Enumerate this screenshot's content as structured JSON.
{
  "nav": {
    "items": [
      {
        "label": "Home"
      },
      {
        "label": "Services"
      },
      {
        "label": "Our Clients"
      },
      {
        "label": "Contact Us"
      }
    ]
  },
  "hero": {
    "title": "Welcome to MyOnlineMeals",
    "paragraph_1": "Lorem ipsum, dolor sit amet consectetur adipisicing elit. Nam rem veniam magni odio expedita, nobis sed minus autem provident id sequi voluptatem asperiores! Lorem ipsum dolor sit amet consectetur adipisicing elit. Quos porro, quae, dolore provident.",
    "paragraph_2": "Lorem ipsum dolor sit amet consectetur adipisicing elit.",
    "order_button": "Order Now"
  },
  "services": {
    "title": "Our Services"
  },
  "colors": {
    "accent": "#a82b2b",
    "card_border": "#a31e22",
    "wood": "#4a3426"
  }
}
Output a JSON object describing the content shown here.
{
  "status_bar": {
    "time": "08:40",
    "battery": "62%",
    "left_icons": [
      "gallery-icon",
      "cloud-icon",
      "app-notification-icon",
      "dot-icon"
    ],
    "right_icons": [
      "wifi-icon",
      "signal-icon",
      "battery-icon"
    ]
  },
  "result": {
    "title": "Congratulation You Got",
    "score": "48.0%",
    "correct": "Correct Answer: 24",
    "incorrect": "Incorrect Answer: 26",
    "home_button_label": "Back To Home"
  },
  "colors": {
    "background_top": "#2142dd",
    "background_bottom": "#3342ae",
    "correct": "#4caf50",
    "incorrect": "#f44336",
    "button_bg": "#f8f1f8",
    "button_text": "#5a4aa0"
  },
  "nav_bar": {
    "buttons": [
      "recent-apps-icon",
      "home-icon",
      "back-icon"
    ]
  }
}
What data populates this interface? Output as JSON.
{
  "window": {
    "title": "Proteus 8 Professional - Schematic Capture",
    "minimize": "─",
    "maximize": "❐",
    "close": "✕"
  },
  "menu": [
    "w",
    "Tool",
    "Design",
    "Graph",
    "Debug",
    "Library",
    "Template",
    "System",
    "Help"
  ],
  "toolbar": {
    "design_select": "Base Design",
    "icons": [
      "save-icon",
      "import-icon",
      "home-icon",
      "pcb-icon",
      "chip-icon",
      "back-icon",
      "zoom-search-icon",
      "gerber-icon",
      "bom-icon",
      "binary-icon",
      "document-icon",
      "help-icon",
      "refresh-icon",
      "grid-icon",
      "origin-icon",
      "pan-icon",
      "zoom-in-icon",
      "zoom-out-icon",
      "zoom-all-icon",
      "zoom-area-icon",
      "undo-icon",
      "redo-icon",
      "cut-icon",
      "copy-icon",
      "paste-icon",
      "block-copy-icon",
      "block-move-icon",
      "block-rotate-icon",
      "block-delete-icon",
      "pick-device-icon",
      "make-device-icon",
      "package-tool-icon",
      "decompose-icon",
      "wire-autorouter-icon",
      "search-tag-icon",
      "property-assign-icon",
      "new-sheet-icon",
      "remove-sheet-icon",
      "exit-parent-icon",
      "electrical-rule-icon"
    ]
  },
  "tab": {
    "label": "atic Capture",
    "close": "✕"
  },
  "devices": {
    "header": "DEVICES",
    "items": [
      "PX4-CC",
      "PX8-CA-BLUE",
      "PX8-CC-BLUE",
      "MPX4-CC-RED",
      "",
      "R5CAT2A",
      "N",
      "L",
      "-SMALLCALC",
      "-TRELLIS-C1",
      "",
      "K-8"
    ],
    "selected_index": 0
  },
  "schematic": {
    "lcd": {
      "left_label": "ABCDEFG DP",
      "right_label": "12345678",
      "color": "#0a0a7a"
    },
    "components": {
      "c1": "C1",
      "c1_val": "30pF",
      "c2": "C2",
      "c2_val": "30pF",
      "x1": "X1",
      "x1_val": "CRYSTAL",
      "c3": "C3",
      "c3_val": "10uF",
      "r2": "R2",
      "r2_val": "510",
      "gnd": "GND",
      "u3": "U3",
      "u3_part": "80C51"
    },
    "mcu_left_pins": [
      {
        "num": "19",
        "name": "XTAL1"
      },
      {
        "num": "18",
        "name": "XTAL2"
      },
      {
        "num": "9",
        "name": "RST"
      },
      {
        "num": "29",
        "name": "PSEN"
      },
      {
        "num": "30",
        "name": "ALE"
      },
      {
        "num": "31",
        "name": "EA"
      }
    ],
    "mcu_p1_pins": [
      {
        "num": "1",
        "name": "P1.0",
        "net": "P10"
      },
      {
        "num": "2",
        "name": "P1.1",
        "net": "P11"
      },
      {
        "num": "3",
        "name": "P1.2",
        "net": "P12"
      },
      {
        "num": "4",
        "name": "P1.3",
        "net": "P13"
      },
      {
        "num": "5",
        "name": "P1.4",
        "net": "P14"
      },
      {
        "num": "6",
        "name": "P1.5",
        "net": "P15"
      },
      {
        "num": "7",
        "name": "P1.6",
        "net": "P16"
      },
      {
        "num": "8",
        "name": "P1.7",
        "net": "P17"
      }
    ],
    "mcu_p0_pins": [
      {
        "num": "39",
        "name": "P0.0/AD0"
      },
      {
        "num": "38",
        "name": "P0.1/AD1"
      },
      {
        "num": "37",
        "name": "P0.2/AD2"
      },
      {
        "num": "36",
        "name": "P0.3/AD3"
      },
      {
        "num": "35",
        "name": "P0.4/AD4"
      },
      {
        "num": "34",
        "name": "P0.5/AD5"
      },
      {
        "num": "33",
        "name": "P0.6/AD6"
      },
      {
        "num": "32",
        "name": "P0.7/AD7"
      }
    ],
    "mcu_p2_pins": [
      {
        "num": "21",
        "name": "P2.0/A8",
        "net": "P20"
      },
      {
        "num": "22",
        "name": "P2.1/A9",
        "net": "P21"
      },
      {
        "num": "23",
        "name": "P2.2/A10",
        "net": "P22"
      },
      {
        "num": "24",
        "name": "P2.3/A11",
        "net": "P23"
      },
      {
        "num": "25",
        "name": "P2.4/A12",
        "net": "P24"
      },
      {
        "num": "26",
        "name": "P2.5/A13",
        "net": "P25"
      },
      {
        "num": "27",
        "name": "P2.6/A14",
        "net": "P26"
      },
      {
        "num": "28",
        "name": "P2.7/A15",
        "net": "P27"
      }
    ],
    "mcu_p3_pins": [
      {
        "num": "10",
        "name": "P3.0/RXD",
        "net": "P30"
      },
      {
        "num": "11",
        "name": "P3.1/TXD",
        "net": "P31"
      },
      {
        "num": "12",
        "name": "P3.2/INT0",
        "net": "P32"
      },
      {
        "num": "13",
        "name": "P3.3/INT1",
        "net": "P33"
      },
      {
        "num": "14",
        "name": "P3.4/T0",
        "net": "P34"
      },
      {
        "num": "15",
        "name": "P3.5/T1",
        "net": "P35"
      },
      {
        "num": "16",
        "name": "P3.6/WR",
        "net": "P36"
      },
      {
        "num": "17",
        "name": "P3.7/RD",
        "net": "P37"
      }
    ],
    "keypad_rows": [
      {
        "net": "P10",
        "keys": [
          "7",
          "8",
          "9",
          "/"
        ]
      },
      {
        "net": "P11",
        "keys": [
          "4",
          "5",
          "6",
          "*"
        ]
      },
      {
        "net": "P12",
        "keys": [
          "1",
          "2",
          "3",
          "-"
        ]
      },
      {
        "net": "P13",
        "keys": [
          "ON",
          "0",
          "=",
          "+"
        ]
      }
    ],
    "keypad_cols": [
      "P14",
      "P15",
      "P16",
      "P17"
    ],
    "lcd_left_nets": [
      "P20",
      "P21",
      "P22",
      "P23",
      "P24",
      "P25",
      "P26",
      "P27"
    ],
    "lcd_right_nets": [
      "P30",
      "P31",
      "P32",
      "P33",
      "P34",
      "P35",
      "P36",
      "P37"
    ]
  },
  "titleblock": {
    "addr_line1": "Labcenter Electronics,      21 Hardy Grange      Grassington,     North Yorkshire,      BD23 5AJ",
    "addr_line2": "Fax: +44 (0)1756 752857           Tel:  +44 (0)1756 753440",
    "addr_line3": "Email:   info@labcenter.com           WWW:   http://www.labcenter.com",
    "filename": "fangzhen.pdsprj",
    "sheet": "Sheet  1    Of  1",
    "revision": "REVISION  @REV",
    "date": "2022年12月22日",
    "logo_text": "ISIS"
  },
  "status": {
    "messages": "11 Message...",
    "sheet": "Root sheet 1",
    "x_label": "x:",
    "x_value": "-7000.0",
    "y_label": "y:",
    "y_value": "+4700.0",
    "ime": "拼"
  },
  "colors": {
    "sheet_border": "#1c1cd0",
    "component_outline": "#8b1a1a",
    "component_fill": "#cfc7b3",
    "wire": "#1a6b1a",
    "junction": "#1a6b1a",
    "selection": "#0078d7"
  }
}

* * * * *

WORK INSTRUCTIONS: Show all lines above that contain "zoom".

SOLUTION TO THIS PROBLEM:
      "zoom-search-icon",
      "zoom-in-icon",
      "zoom-out-icon",
      "zoom-all-icon",
      "zoom-area-icon",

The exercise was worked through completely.